And so if a family is something important to them, can we -- without getting in the way of readiness -- make that possible, we should be thinking about that kind of thing. So those are the things we've done so far in Force of the Future. There's much more to come. And it will continue because it has to continue. It has a logic that goes -- that is quite clear. So it's full speed ahead on Force of the Future.

STAFF: (inaudible) you get the last word.

Q: Excuse me. Well on that note, you know, how do you -- you know, how do you go full speed ahead? How does -- how does -- sorry.

STAFF: (inaudible) last year, the last year of your tenure?

Q: Exactly. You know, how do you push these through, you know, as, you know, a new president comes in and -- eventually and --

SEC. CARTER: Well, I mean, I think when we're -- when we're doing something that clearly makes good sense for the country and we've shown the way and we've articulated and explained why it makes sense and everybody in the department knows that it makes sense, I'm confident those things will stick because they clearly will make a better military and they have logic and support.

Q: Is it -- oh.

Q: Is there -- just briefly, is there a consensus in the department about some of those final issues on Force of the Future, like the -- things affecting promotion and up-and-out and those sorts of things? Is there a consensus within the department?

SEC. CARTER: Well, there is about some parts of them. And -- but we're still exploring others. And so people are still learning. That's what I would say about these things.

These are things that are complicated things and -- when it comes to the management of people, and so sometimes -- so we really are very careful to think things through with all the services and all the chiefs and look at our analyses, look at our surveys, see if we have a basis for things. Where we're not sure, we might try something and see how it works and then follow the evidence where that leads.

So it's important to act with resolve and not wait, but it's also important to do it thoughtfully. And everything this department does, it does thoughtfully.
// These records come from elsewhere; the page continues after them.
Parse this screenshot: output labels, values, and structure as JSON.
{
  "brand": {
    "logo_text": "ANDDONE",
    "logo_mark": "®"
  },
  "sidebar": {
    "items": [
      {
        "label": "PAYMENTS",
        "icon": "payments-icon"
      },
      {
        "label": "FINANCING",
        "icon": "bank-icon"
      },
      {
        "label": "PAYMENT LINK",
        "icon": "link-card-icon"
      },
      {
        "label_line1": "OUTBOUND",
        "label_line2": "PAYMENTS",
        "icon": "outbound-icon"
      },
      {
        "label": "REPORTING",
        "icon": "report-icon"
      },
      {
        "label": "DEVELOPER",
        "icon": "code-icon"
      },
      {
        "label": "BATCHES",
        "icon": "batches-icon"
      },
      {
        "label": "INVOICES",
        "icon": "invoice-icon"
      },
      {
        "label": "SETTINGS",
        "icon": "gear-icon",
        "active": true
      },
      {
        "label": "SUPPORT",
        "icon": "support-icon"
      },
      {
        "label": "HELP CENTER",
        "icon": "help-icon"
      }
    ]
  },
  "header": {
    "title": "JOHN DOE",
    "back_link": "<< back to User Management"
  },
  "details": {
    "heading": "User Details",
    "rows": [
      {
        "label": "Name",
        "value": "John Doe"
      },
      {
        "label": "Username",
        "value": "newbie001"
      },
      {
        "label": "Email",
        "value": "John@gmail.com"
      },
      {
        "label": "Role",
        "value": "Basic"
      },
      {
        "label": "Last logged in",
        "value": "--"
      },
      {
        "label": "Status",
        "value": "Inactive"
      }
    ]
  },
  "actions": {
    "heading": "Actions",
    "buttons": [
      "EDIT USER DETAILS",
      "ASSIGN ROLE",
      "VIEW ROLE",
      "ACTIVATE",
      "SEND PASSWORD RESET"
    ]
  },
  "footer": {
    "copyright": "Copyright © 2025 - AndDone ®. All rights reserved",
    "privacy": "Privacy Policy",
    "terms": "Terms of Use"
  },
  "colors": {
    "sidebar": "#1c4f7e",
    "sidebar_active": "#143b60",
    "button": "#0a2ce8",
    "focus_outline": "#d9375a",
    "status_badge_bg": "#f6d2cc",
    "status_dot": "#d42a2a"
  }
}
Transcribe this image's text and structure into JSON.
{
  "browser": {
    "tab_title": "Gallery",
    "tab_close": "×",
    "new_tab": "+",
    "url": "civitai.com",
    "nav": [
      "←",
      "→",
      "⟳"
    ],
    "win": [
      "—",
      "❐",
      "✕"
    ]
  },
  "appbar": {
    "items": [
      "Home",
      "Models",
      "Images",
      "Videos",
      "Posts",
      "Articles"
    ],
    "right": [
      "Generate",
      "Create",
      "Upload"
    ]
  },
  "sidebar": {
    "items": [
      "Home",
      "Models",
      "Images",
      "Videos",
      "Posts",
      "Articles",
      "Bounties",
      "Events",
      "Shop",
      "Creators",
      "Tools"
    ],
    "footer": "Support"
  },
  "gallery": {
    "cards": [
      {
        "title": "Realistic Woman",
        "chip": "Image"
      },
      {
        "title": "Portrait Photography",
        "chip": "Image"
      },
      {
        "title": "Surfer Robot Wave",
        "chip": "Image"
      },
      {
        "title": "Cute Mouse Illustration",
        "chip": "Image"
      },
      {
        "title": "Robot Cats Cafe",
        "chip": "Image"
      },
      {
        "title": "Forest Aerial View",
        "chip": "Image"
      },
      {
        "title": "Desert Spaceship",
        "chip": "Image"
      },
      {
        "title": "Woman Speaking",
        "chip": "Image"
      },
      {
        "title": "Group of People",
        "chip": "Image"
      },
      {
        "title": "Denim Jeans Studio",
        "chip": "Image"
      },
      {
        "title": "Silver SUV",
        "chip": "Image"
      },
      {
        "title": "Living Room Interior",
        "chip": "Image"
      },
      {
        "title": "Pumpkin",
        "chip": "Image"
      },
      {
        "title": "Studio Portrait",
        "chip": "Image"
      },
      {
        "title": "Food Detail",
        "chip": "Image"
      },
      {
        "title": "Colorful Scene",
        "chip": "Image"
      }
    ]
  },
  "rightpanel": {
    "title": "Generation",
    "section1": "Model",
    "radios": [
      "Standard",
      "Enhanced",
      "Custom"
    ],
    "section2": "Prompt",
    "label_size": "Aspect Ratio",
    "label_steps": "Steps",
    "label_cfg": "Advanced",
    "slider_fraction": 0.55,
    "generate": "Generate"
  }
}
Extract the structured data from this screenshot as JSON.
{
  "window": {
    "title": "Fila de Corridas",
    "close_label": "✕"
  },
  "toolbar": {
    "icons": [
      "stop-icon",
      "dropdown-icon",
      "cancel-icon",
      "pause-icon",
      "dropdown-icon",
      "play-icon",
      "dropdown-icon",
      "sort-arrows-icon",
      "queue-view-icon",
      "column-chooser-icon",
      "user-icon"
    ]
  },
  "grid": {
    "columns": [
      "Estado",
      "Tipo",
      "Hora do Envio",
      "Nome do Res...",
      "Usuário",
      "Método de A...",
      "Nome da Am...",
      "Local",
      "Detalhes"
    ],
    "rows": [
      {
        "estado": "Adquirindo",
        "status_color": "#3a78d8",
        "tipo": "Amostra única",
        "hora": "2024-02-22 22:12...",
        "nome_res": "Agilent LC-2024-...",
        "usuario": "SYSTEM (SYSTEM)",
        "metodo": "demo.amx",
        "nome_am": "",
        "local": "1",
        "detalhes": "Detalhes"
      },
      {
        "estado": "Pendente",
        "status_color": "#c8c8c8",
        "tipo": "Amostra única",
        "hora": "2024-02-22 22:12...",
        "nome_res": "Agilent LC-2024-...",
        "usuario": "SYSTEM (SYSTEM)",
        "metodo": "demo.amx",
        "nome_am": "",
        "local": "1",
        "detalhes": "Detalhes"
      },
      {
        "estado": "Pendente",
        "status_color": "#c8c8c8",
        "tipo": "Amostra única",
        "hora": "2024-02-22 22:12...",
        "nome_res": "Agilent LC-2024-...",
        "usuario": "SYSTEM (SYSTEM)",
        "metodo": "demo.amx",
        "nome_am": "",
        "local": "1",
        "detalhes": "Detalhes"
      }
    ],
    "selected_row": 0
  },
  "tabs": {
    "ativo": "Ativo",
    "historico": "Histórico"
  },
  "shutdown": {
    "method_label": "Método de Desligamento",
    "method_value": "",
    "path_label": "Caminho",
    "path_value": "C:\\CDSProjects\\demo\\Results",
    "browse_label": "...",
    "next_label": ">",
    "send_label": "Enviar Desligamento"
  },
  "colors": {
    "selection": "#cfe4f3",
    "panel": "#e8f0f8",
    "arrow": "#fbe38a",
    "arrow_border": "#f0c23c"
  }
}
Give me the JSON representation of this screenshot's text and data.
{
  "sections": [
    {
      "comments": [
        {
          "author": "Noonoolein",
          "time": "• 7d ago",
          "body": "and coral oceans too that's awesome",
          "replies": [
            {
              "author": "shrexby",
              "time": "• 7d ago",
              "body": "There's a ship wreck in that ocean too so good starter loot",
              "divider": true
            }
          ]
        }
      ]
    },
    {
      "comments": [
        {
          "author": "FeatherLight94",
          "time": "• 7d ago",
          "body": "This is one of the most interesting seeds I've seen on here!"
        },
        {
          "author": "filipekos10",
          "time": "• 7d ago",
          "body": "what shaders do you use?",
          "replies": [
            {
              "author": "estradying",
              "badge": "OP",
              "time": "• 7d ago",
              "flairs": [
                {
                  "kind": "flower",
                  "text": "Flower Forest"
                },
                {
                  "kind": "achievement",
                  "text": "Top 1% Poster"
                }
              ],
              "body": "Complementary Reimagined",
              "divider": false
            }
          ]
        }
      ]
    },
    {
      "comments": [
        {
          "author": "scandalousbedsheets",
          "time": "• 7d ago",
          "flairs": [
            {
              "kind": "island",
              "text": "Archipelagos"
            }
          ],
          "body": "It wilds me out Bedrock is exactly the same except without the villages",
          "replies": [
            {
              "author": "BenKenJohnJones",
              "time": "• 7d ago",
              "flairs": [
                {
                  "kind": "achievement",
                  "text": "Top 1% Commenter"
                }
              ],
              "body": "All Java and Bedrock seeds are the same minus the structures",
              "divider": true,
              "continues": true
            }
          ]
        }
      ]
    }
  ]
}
That's one of the reasons why I'm proud to be associated with it.

STAFF: All right. (inaudible) we've got to go.

Q: Great. Thanks.

STAFF: Okay, thanks.

Q: Thank you, sir.

SEC. CARTER: Good. Thanks, guys. Thanks for being with us.